> AIM OF THE EXERCISE: Please return the full listing. Every line must match exactly.

> SUPPLIED INFORMATION:
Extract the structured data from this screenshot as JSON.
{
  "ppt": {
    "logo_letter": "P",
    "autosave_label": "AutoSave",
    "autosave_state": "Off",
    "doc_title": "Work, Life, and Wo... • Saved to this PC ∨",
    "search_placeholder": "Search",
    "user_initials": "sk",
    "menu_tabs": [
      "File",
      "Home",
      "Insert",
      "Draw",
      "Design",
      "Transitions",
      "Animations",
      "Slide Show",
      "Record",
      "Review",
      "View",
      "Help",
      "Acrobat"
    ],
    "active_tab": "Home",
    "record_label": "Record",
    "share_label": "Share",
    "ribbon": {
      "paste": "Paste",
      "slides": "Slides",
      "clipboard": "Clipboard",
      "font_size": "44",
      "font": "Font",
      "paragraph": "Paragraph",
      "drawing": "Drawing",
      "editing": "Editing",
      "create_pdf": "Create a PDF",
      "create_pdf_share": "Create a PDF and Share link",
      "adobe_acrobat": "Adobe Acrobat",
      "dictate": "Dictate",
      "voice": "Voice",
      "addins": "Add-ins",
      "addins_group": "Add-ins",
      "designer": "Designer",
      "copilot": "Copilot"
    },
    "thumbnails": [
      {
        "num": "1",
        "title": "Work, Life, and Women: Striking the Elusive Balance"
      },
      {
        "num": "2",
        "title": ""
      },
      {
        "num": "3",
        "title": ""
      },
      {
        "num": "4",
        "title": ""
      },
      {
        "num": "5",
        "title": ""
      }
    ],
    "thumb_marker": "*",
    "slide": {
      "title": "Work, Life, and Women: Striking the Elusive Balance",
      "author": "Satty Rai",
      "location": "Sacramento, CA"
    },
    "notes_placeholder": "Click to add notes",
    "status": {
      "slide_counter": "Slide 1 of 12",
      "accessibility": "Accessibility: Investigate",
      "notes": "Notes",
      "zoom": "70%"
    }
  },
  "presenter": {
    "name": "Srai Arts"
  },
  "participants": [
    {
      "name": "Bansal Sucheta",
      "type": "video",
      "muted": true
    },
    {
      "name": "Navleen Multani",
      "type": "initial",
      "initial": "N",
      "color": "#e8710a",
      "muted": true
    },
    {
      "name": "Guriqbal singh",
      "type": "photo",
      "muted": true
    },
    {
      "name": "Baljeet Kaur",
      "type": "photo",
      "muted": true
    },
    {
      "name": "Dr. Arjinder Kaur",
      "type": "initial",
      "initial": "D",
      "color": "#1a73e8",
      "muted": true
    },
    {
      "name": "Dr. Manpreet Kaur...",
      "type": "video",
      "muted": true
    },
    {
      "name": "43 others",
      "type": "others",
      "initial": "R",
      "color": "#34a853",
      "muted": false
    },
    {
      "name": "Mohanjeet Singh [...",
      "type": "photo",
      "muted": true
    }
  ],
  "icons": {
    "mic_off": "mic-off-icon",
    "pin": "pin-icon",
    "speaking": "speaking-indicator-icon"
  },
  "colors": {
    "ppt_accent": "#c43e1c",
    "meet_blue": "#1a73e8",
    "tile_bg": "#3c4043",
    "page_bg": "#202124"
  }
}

> ANSWER TO THIS EXERCISE:
Extract the structured data from this screenshot as JSON.
{
  "ppt": {
    "logo_letter": "P",
    "autosave_label": "AutoSave",
    "autosave_state": "Off",
    "doc_title": "Work, Life, and Wo... • Saved to this PC ∨",
    "search_placeholder": "Search",
    "user_initials": "sk",
    "menu_tabs": [
      "File",
      "Home",
      "Insert",
      "Draw",
      "Design",
      "Transitions",
      "Animations",
      "Slide Show",
      "Record",
      "Review",
      "View",
      "Help",
      "Acrobat"
    ],
    "active_tab": "Home",
    "record_label": "Record",
    "share_label": "Share",
    "ribbon": {
      "paste": "Paste",
      "slides": "Slides",
      "clipboard": "Clipboard",
      "font_size": "44",
      "font": "Font",
      "paragraph": "Paragraph",
      "drawing": "Drawing",
      "editing": "Editing",
      "create_pdf": "Create a PDF",
      "create_pdf_share": "Create a PDF and Share link",
      "adobe_acrobat": "Adobe Acrobat",
      "dictate": "Dictate",
      "voice": "Voice",
      "addins": "Add-ins",
      "addins_group": "Add-ins",
      "designer": "Designer",
      "copilot": "Copilot"
    },
    "thumbnails": [
      {
        "num": "1",
        "title": "Work, Life, and Women: Striking the Elusive Balance"
      },
      {
        "num": "2",
        "title": ""
      },
      {
        "num": "3",
        "title": ""
      },
      {
        "num": "4",
        "title": ""
      },
      {
        "num": "5",
        "title": ""
      }
    ],
    "thumb_marker": "*",
    "slide": {
      "title": "Work, Life, and Women: Striking the Elusive Balance",
      "author": "Satty Rai",
      "location": "Sacramento, CA"
    },
    "notes_placeholder": "Click to add notes",
    "status": {
      "slide_counter": "Slide 1 of 12",
      "accessibility": "Accessibility: Investigate",
      "notes": "Notes",
      "zoom": "70%"
    }
  },
  "presenter": {
    "name": "Srai Arts"
  },
  "participants": [
    {
      "name": "Bansal Sucheta",
      "type": "video",
      "muted": true
    },
    {
      "name": "Navleen Multani",
      "type": "initial",
      "initial": "N",
      "color": "#e8710a",
      "muted": true
    },
    {
      "name": "Guriqbal singh",
      "type": "photo",
      "muted": true
    },
    {
      "name": "Baljeet Kaur",
      "type": "photo",
      "muted": true
    },
    {
      "name": "Dr. Arjinder Kaur",
      "type": "initial",
      "initial": "D",
      "color": "#1a73e8",
      "muted": true
    },
    {
      "name": "Dr. Manpreet Kaur...",
      "type": "video",
      "muted": true
    },
    {
      "name": "43 others",
      "type": "others",
      "initial": "R",
      "color": "#34a853",
      "muted": false
    },
    {
      "name": "Mohanjeet Singh [...",
      "type": "photo",
      "muted": true
    }
  ],
  "icons": {
    "mic_off": "mic-off-icon",
    "pin": "pin-icon",
    "speaking": "speaking-indicator-icon"
  },
  "colors": {
    "ppt_accent": "#c43e1c",
    "meet_blue": "#1a73e8",
    "tile_bg": "#3c4043",
    "page_bg": "#202124"
  }
}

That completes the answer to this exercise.